Despite spending most of his first season in the Championship’s automatic promotion places, it wasn’t without its controversy. He was found guilty of spying on an opponent, when one of his staff was caught at Derby County’s training ground.
This led to a 70-minute Powerpoint presentation to the stunned media assembled, a masterclass on the level of detail he’d gathered on every team in the division.
He then won a UEFA Fairplay award for ordering his players to allow Aston Villa to score a free goal, after Leeds scored whilst one of their players were down injured.
That goal would end Leeds’ chances of automatic promotion, and when the play-offs came, a second leg capitulation against Derby County consigned the Whites to another year away from the Premier League.

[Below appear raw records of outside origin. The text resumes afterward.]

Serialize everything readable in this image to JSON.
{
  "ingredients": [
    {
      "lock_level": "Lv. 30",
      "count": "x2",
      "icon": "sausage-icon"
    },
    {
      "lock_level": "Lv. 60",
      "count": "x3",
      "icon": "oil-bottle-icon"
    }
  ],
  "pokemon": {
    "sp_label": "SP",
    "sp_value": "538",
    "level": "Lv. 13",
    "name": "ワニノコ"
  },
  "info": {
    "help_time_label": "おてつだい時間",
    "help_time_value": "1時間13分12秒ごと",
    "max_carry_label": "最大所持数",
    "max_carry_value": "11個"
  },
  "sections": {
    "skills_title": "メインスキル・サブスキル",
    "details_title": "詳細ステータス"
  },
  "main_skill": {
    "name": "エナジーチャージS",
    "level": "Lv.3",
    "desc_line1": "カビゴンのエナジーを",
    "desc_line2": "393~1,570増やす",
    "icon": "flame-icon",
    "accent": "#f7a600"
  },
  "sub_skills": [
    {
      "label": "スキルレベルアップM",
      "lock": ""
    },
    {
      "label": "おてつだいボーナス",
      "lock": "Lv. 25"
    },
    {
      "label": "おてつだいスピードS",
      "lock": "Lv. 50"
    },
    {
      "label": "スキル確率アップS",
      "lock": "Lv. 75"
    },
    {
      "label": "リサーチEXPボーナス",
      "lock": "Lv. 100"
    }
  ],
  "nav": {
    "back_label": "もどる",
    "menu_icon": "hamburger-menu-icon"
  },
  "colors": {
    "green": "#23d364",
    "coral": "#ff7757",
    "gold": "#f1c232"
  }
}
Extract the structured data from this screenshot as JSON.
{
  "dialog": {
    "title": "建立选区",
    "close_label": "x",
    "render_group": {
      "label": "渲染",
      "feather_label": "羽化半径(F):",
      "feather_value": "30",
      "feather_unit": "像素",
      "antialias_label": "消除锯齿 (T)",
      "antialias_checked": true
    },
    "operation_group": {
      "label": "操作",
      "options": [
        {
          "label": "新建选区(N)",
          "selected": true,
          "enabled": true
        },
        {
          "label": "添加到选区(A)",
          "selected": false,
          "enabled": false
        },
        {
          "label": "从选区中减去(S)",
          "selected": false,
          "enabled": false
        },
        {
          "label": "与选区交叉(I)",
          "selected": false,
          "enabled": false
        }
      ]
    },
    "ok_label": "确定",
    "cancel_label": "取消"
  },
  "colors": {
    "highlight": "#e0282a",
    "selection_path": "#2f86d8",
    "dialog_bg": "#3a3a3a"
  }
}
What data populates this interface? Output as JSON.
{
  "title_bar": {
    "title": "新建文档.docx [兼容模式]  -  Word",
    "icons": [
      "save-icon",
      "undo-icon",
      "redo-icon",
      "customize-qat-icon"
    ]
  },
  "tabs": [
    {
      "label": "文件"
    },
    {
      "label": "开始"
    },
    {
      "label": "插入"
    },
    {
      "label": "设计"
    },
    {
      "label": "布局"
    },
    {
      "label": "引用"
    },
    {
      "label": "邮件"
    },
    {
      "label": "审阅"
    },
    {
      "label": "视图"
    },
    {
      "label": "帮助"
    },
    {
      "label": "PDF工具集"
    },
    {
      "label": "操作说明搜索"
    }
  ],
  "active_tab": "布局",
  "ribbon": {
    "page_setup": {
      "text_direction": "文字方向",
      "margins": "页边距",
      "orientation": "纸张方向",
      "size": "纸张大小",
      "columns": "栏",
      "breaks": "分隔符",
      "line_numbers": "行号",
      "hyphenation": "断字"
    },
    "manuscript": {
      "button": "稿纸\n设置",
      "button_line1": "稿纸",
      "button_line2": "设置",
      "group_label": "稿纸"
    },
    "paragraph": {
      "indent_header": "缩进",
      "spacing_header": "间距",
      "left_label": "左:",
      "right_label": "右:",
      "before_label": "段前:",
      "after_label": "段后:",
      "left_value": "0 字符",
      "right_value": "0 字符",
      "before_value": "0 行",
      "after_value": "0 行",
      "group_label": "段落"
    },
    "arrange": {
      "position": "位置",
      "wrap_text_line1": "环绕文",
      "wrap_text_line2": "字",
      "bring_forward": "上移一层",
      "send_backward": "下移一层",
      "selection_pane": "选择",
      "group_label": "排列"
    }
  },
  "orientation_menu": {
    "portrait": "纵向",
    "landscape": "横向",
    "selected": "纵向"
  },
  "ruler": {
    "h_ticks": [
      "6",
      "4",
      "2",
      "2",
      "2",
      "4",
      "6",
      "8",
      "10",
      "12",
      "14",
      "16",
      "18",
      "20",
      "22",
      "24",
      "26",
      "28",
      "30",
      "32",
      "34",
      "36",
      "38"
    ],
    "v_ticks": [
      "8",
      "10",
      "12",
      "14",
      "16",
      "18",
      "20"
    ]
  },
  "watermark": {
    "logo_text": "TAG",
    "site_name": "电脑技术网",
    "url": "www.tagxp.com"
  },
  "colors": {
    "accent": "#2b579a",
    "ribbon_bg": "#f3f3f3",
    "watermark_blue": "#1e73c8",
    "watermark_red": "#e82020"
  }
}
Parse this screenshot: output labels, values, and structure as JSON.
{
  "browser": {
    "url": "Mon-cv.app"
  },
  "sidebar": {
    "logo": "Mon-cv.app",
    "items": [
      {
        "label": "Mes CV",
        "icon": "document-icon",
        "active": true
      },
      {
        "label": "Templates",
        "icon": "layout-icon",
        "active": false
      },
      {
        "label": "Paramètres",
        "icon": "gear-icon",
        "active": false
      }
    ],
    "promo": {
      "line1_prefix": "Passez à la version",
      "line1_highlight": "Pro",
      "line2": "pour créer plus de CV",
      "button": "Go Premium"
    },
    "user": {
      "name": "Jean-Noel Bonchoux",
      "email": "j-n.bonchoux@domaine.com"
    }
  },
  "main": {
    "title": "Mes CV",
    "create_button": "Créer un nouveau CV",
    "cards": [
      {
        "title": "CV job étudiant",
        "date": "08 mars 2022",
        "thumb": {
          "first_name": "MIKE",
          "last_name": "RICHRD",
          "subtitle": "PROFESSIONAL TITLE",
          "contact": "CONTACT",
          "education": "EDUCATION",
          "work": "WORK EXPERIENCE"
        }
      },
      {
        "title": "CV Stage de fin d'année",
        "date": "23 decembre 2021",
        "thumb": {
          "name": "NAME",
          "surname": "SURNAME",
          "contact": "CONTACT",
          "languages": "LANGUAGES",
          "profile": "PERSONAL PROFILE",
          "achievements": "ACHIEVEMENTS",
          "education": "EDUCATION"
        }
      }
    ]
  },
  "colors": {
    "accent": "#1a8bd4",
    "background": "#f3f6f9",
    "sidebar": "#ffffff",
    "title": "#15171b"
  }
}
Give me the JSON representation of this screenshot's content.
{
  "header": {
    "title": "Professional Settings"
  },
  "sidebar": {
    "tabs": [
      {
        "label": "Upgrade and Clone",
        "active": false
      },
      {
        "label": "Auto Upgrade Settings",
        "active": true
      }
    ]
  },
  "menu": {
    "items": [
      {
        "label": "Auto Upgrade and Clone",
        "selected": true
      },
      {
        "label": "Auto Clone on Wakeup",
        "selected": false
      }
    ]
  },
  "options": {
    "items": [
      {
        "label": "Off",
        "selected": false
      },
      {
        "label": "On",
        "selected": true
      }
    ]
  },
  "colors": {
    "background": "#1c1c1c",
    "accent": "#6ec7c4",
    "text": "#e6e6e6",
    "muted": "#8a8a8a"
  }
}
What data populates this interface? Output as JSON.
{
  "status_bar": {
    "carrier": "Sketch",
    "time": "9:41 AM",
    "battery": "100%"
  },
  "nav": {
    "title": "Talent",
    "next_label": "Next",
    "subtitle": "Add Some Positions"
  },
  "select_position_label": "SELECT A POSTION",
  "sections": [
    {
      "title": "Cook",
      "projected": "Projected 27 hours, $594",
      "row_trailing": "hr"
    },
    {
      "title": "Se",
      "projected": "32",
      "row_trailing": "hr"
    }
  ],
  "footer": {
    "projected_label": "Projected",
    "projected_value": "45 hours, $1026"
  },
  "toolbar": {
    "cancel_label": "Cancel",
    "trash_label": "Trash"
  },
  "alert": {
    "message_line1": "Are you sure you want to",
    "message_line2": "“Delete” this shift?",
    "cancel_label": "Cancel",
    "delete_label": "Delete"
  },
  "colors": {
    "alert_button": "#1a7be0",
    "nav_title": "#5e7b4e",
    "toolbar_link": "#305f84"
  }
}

But Bielsa would return for a second season. With a reputation for his teams burning out towards the end of a campaign, would Leeds be able to maintain a push for promotion all the way to the end?
Again they were in the top two for the majority of the season, but a blip at the turn of the year saw them win only once in seven games, the doubts were starting to creep in once more. Bielsa called a team meeting, what followed was five wins in a row, no goals conceded.
Leeds started to believe again, but then the season was halted because of the coronavirus pandemic. There would certainly be no burnout this time. A near four-month hiatus would give the players a rest from ‘Bielsaball’, the term given to his high-octane approach to the game.
When the players were allowed to return to training, each and every players stats showed they came back fitter than when the break came.
A defeat to Cardiff on the restart again brought doubt amongst the long suffering fans, but that was to be the only blip. With West Brom, Brentford and Fulham breathing down their necks, there were to be no more slip ups. Promotion sealed on Friday, and the Championship title so close to being added to their now dusty trophy cabinet.
There may have been no fans at Elland Road to enjoy lifting the trophy, but the lack of fan expectation within the stadium since the restart may have actually helped the team deal with the burden of ending 16 years of pain.
The lockdown wasn’t all good though. Three of the clubs biggest legends passed during the period. Norman Hunter, Trevor Cherry and legendary former Ireland manager Jack Charlton all departed us during this pandemic.
But now Leeds have returned back to the top table of English football, a huge one club city, with a strong tradition and a worldwide fan base.
The Premier League’s aristocrats better watch out, Bielsa’s Leeds will relish the chance to live up to Big Jack’s mantra and ‘put ‘em under pressure’.